** Opening Records for this exercise block **

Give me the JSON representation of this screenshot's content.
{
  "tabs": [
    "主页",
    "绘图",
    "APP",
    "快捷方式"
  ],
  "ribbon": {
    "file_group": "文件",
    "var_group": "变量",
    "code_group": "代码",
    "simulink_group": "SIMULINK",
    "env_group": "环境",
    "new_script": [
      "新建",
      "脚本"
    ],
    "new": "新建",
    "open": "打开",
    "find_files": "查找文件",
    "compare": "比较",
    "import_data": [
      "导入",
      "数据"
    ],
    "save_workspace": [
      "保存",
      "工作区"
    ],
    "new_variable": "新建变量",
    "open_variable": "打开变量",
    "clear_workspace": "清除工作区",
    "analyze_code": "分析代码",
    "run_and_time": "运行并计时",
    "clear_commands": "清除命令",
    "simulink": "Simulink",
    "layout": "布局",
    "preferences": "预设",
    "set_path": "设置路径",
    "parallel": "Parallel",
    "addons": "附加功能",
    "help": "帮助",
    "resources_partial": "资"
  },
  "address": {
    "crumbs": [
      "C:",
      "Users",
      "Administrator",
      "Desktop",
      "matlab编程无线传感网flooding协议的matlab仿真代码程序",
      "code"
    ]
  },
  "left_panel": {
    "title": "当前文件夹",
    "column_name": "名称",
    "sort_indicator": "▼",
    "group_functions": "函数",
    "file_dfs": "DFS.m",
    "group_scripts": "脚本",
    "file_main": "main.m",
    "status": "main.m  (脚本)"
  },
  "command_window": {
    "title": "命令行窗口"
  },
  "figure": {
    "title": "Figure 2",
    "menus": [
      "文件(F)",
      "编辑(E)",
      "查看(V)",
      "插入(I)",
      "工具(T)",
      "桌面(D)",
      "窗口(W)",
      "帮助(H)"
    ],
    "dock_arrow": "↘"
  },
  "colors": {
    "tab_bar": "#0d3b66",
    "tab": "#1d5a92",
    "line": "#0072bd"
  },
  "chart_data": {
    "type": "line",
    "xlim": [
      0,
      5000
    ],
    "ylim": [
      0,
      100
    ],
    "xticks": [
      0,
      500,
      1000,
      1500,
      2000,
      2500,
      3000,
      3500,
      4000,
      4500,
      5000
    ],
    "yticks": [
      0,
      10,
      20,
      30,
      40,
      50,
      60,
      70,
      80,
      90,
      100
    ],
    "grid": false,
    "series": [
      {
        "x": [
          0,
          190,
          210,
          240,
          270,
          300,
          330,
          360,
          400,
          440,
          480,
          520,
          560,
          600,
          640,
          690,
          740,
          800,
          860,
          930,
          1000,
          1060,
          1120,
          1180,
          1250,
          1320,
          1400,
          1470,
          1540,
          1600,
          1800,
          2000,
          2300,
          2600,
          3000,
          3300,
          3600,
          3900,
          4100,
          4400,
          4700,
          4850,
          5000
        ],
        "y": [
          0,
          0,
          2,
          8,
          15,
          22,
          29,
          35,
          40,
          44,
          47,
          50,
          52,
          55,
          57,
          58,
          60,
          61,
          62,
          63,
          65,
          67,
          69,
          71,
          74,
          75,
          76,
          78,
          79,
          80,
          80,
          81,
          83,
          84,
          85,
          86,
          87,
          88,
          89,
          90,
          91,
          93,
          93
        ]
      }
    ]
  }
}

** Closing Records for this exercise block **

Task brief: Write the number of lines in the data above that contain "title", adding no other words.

Output for this exercise: 3